March 2017 marks ten years since the opening for signature of the United Nations Convention on the Rights of Persons with Disabilities (UN CRPD) and its optional protocol. However, despite the fact that it has been ratified by the EU and almost all Member States, its implementation is still lacking in many areas.
In line with the obligations set out by the UN CRPD, on the 2 December 2015 the European Commission published a proposal for a European Accessibility Act.
AE calls on policy makers at the EU and Member State level to ensure that a strong and effective Accessibility Act is adopted, in line with the recommendations of the disability movement.
Breaking through paper
To help show support for our campaign, we ask people to symbolically break barriers by writing a short description of what makes society inaccessible for them on a banner or a piece of paper. They could then photograph or film themselves holding their banner, before showing themselves breaking through it or ripping it up.
To get people involved in the campaign, Autism-Europe produced a toolkit indicating how to most effectively bring the subject to the attention of the general public.

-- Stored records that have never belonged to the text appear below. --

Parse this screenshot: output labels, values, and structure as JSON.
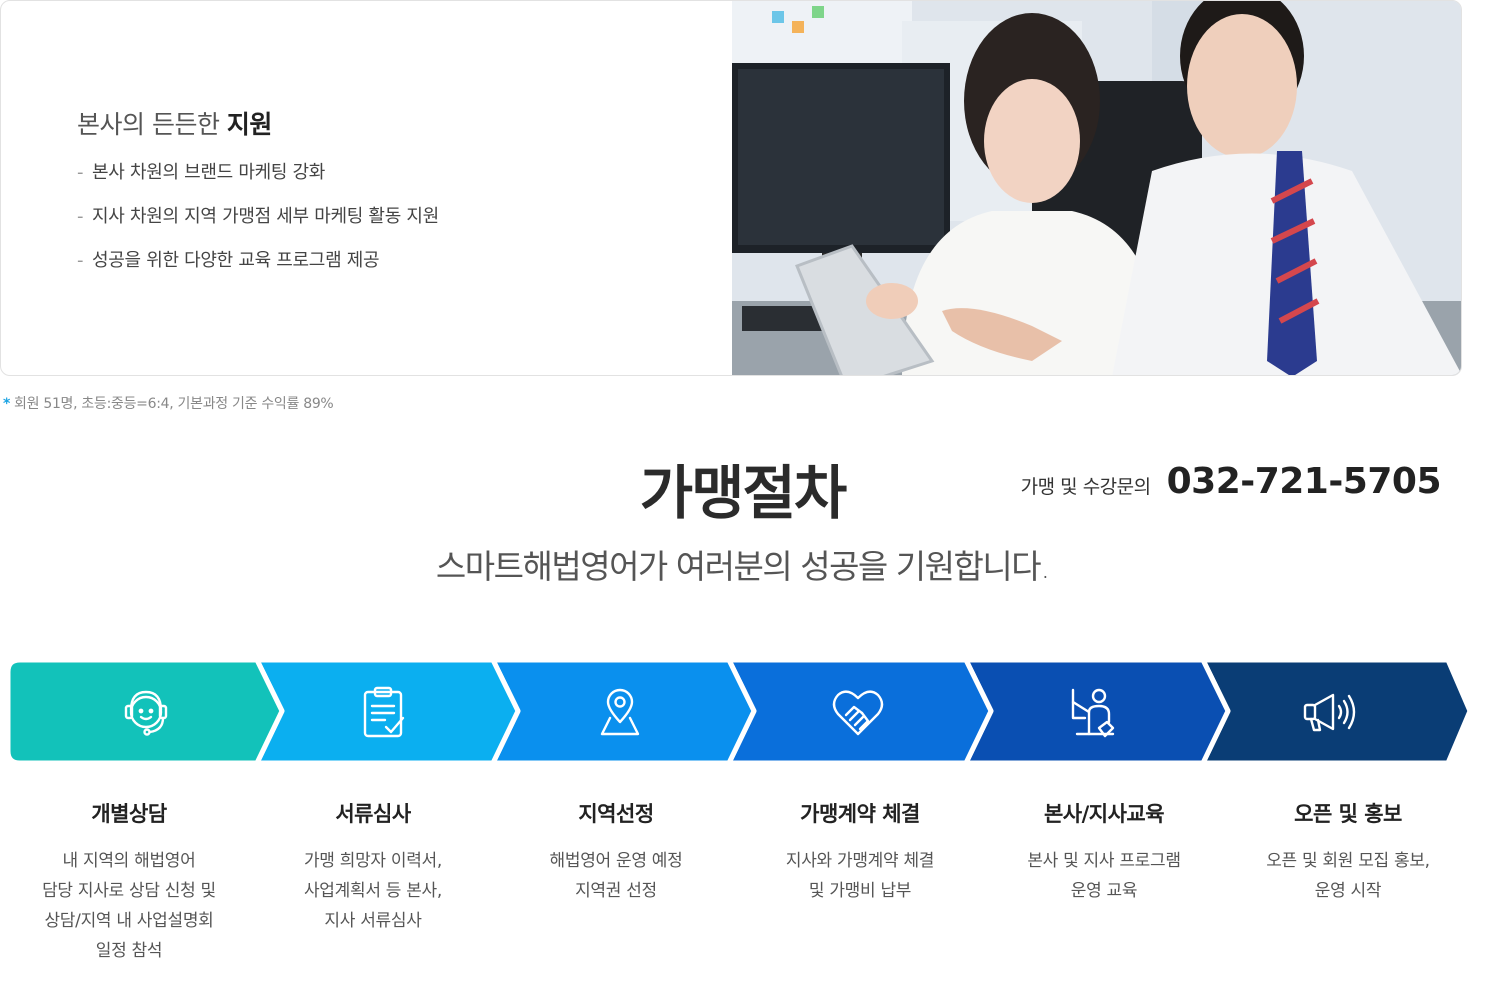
{
  "support": {
    "title_light": "본사의 든든한",
    "title_bold": "지원",
    "items": [
      "본사 차원의 브랜드 마케팅 강화",
      "지사 차원의 지역 가맹점 세부 마케팅 활동 지원",
      "성공을 위한 다양한 교육 프로그램 제공"
    ],
    "photo_icon": "business-people-tablet-photo"
  },
  "footnote": {
    "star": "*",
    "text": "회원 51명, 초등:중등=6:4, 기본과정 기준 수익률 89%"
  },
  "process": {
    "title": "가맹절차",
    "contact_label": "가맹 및 수강문의",
    "contact_phone": "032-721-5705",
    "subtitle": "스마트해법영어가 여러분의 성공을 기원합니다.",
    "colors": [
      "#12c2ba",
      "#0baff0",
      "#0a90ee",
      "#0a6fdb",
      "#0a4fb2",
      "#0a3d75"
    ],
    "steps": [
      {
        "title": "개별상담",
        "desc": [
          "내 지역의 해법영어",
          "담당 지사로 상담 신청 및",
          "상담/지역 내 사업설명회",
          "일정 참석"
        ],
        "icon": "headset-agent-icon"
      },
      {
        "title": "서류심사",
        "desc": [
          "가맹 희망자 이력서,",
          "사업계획서 등 본사,",
          "지사 서류심사"
        ],
        "icon": "clipboard-check-icon"
      },
      {
        "title": "지역선정",
        "desc": [
          "해법영어 운영 예정",
          "지역권 선정"
        ],
        "icon": "map-pin-icon"
      },
      {
        "title": "가맹계약 체결",
        "desc": [
          "지사와 가맹계약 체결",
          "및 가맹비 납부"
        ],
        "icon": "handshake-heart-icon"
      },
      {
        "title": "본사/지사교육",
        "desc": [
          "본사 및 지사 프로그램",
          "운영 교육"
        ],
        "icon": "teacher-board-icon"
      },
      {
        "title": "오픈 및 홍보",
        "desc": [
          "오픈 및 회원 모집 홍보,",
          "운영 시작"
        ],
        "icon": "megaphone-icon"
      }
    ]
  }
}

ENGAGING EU POLICY-MAKERS
The European Commissioner for Employment, Social Affairs, Skills and Labour Mobility, Marianne Thyssen publicly showed her support by appearing with our campaign logo.
Furthermore, Members of the European Parliament (MEPs) from all over Europe supported the campaign by symbolically breaking barriers for autism.

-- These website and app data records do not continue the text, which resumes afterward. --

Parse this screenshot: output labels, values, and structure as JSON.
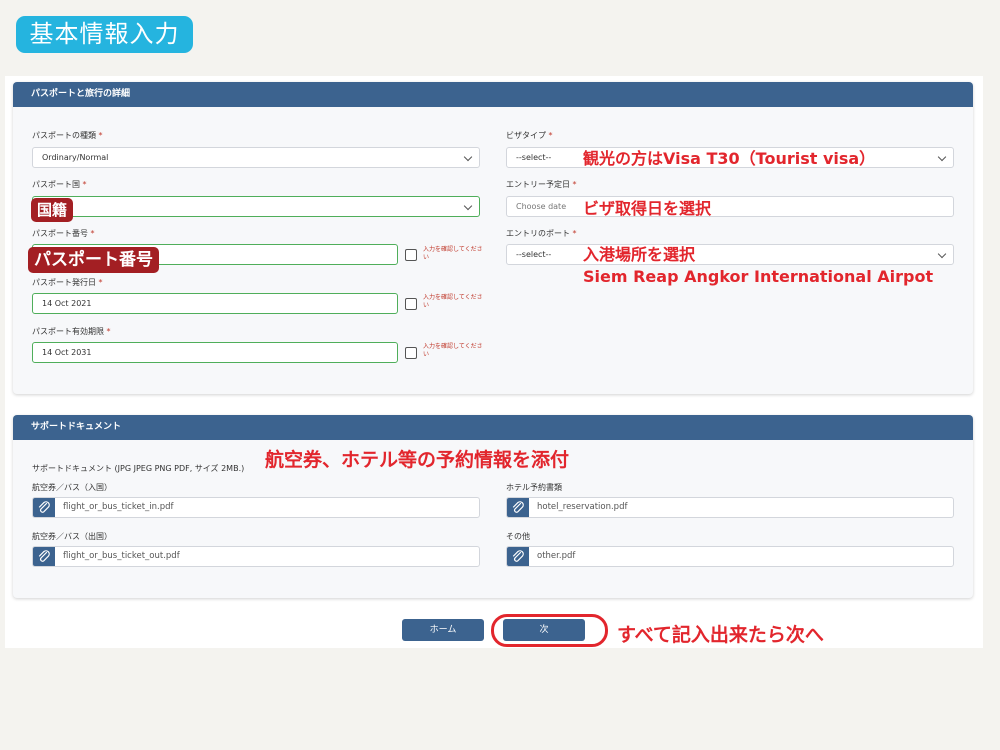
{
  "page_title": "基本情報入力",
  "passport_section": {
    "header": "パスポートと旅行の詳細",
    "passport_type": {
      "label": "パスポートの種類",
      "value": "Ordinary/Normal"
    },
    "passport_country": {
      "label": "パスポート国",
      "value": ""
    },
    "passport_number": {
      "label": "パスポート番号",
      "value": "",
      "confirm_note": "入力を確認してください"
    },
    "issue_date": {
      "label": "パスポート発行日",
      "value": "14 Oct 2021",
      "confirm_note": "入力を確認してください"
    },
    "expiry_date": {
      "label": "パスポート有効期限",
      "value": "14 Oct 2031",
      "confirm_note": "入力を確認してください"
    },
    "visa_type": {
      "label": "ビザタイプ",
      "value": "--select--"
    },
    "entry_date": {
      "label": "エントリー予定日",
      "placeholder": "Choose date"
    },
    "entry_port": {
      "label": "エントリのポート",
      "value": "--select--"
    },
    "required_mark": "*"
  },
  "documents_section": {
    "header": "サポートドキュメント",
    "note": "サポートドキュメント (JPG JPEG PNG PDF, サイズ 2MB.)",
    "flight_in": {
      "label": "航空券／バス（入国）",
      "file": "flight_or_bus_ticket_in.pdf"
    },
    "flight_out": {
      "label": "航空券／バス（出国）",
      "file": "flight_or_bus_ticket_out.pdf"
    },
    "hotel": {
      "label": "ホテル予約書類",
      "file": "hotel_reservation.pdf"
    },
    "other": {
      "label": "その他",
      "file": "other.pdf"
    }
  },
  "buttons": {
    "home": "ホーム",
    "next": "次"
  },
  "annotations": {
    "nationality": "国籍",
    "passport_number": "パスポート番号",
    "visa_hint": "観光の方はVisa T30（Tourist visa）",
    "entry_date_hint": "ビザ取得日を選択",
    "port_hint": "入港場所を選択",
    "port_example": "Siem Reap Angkor International Airpot",
    "docs_hint": "航空券、ホテル等の予約情報を添付",
    "next_hint": "すべて記入出来たら次へ"
  },
  "colors": {
    "accent": "#3c638f",
    "title_pill": "#25b4df",
    "annotation": "#e2262d"
  }
}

Pierre at age 6
Pierre does not speak but he loves to sing. Singing and humming all the time is his way of communicating. Sometimes it sounds to me as if he is trying out new pitches or harmonies. He is very interested in the way we respond to his singing, with deep anxious regards. I think he wants to be sure that we ‘understand’ his singing.
André Weisgerber - Luxembourg
Alex studied for two years at a local Catering College and qualified at the end of that time. It was many months before he could secure a job and is now working in a bakery shop. He enjoys it but is qualified to do more.
Graham Miller – Royaume-Uni
Spock, Feynman, Monty Python
“I live and breathe the future, which is why I value visionaries. Richard Feynman always taught me physics, Spock has been a logical support, while the Monty Python group let me distance myself from life and fight my fears. An endless variety in endless combinations. This is how I see the world, so all my life I’ve been looking for a formula for it.”